Hypokalemia: Hypokalemia should be corrected prior to treatment and monitored for during treatment.

Vaginal bleeding and endometrial changes: Women may experience endometrial thickening or unexpected vaginal bleeding. Use with caution if the patient also has a hemorrhagic disorder or is on anticoagulant therapy.

QT interval prolongation: Avoid use with QT interval-prolonging drugs, or in patients with potassium channel variants resulting in a long QT interval.

Use of Strong CYP3A Inhibitors: Concomitant use increases mifepristone plasma levels. Adjust Korlym dose as described in Dosage and Administration. Use only when necessary and do not exceed a Korlym dose of 600 mg.


Most common adverse reactions in Cushing's syndrome (≥20%): nausea, fatigue, headache, decreased blood potassium, arthralgia, vomiting, peripheral edema, hypertension, dizziness, decreased appetite, endometrial hypertrophy.


Drugs metabolized by CYP3A: Administer drugs that are metabolized by CYP3A at the lowest dose when used with Korlym.

CYP3A inhibitors: Caution should be used when Korlym is used with strong CYP3A inhibitors. Adjust Korlym dose as described in Dosage and Administration. Use only when necessary, and do not exceed a Korlym dose of 600 mg.

CYP3A inducers: Do not use Korlym with CYP3A inducers.

Drugs metabolized by CYP2C8/2C9: Use the lowest dose of CYP2C8/2C9 substrates when used with Korlym.

Drugs metabolized by CYP2B6: Use of Korlym should be done with caution with bupropion and efavirenz.

Hormonal contraceptives: Do not use with Korlym.
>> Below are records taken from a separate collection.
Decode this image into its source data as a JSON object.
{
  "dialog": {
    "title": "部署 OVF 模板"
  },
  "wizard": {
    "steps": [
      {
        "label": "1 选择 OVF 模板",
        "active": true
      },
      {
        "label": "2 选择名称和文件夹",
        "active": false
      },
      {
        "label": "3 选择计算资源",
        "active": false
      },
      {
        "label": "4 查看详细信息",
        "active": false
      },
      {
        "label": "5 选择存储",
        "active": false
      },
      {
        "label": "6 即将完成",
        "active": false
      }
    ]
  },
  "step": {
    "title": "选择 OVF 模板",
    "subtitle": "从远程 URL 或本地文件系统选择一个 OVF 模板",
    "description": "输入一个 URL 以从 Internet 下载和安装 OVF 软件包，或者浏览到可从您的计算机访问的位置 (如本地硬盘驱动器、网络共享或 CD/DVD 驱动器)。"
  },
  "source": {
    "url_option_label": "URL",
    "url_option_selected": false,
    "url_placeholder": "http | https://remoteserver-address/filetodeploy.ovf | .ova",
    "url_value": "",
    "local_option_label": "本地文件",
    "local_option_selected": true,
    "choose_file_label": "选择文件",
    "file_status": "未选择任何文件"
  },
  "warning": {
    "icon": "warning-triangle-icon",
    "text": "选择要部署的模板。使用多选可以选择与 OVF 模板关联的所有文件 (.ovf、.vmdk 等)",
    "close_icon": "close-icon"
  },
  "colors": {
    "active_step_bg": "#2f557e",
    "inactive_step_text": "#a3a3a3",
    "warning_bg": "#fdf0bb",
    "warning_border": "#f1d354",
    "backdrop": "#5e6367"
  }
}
Nursing mothers: Discontinue drug or discontinue nursing.

Please see accompanying full Prescribing Information and Medication Guide.